City files motion to stay in alluvial lawsuit

City files motion to stay in alluvial lawsuit


Enquirer~Democrat managing editor

Earlier this month, Judge April Troemper ruled against the city of Carlinville in a lawsuit filed related to the creation of the Illinois Alluvial Regional Water Company.

Since that time, the city’s legal counsel has filed a motion to stay pending appeal.

This action took place July 16 and is awaiting a decision from Troemper.

The city, represented by John Gabala of Giffin, Winning, Cohen & Bodewes, P.C., along with attorney Dan O’Brien, filed a four-page request which lays out eight points.

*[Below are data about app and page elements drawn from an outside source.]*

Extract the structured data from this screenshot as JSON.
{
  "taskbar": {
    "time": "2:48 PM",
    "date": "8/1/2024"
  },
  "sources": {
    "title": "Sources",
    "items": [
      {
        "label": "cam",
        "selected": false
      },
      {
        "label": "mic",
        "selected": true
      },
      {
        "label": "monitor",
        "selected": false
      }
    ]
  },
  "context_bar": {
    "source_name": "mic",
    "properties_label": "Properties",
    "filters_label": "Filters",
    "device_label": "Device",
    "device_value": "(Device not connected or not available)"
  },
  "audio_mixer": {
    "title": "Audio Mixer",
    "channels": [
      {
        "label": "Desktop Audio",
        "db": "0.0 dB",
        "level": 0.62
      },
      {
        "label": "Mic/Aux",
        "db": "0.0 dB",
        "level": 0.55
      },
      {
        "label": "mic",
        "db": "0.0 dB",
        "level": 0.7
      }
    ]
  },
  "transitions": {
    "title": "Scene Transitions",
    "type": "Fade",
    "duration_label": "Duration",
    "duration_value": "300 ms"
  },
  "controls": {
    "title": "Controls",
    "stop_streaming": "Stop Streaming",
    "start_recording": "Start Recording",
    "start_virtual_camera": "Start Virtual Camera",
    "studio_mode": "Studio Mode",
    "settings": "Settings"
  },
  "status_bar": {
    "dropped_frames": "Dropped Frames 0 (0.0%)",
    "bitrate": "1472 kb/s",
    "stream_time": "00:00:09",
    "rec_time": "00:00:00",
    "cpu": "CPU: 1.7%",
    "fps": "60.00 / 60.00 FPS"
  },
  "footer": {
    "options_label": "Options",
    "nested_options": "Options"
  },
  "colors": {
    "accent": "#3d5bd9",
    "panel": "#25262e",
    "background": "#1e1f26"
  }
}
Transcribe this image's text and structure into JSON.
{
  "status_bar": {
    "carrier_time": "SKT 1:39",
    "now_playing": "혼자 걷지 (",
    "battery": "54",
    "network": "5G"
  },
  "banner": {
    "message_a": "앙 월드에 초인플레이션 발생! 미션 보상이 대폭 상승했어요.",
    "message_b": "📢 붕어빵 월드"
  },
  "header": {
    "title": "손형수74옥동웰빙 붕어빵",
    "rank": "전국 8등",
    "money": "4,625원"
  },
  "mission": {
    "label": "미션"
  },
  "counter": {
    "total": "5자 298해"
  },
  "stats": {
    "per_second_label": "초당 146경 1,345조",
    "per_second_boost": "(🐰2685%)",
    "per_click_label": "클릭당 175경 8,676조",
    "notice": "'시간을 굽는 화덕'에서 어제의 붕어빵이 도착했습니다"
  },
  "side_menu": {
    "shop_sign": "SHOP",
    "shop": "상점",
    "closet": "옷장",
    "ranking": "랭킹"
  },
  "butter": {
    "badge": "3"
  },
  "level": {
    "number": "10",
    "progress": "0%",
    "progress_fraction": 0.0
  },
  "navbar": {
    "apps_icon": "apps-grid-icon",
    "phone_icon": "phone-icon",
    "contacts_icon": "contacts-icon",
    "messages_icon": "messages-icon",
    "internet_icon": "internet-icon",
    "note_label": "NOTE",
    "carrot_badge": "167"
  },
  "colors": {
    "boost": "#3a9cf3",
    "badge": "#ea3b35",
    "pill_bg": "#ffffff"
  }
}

The eighth point states “a stay is appropriate in this case because it will (a) reduce the uncertainty of (the) defendant’s ability to participate in alluvial, (b) allow alluvial to continue as a valid Illinois corporation, and (c) avoid and prevent unnecessary and unfortunate (i) disruption to the financial positive of (the) defendant, (ii) interference with defendant’s contractual obligations, (iii) risk to the safety of the public water supply and (iv) disruption to (the) defendant’s two-thousand, nine-hundreed and twenty-six customers while the appeal is pending.”

The plaintiff in the lawsuit, miscellaneous remedies filing no. 92 from 2019, is Camile Brotze and Wayne Brotze, with Jacob Smallhorn serving as the attorney.

In its official response to defendant’s motion for stay pending approval, filed July 20, Smallhorn presents 45 points over seven pages, which are organized into six arguments.

Smallhorn argues the defendant’s motion for stay “does not  have any exhibits attached to it, nor does the motion for stay provide any additional information to flesh out the reasons why a stay is necessary under the circumstances.”

In addition, the plaintiff’s attorney claims that “nowhere in its motion for stay has the defendant made any allegation that it has a likelihood of success on appeal.”

Later, Smallhorn argues that the stay “provides the court with absolutely no information helpful to the court in determining whether or not a hardship will result to third parties inf a stay is not granted.”

The point is made that alluvial’s continued operation is not a concern of the court and the “defendant provides no explanation regarding how the court’s order would affect alluvial’s ability to continue its operations.”

If a stay is granted, Smallhorn argued, “it would be a benefit to alluvial in its continued expenditure of money from defendant’s grants, and at the expense of the public who should not be subjected to the continued expense of taxpayer funds on a void corporation.”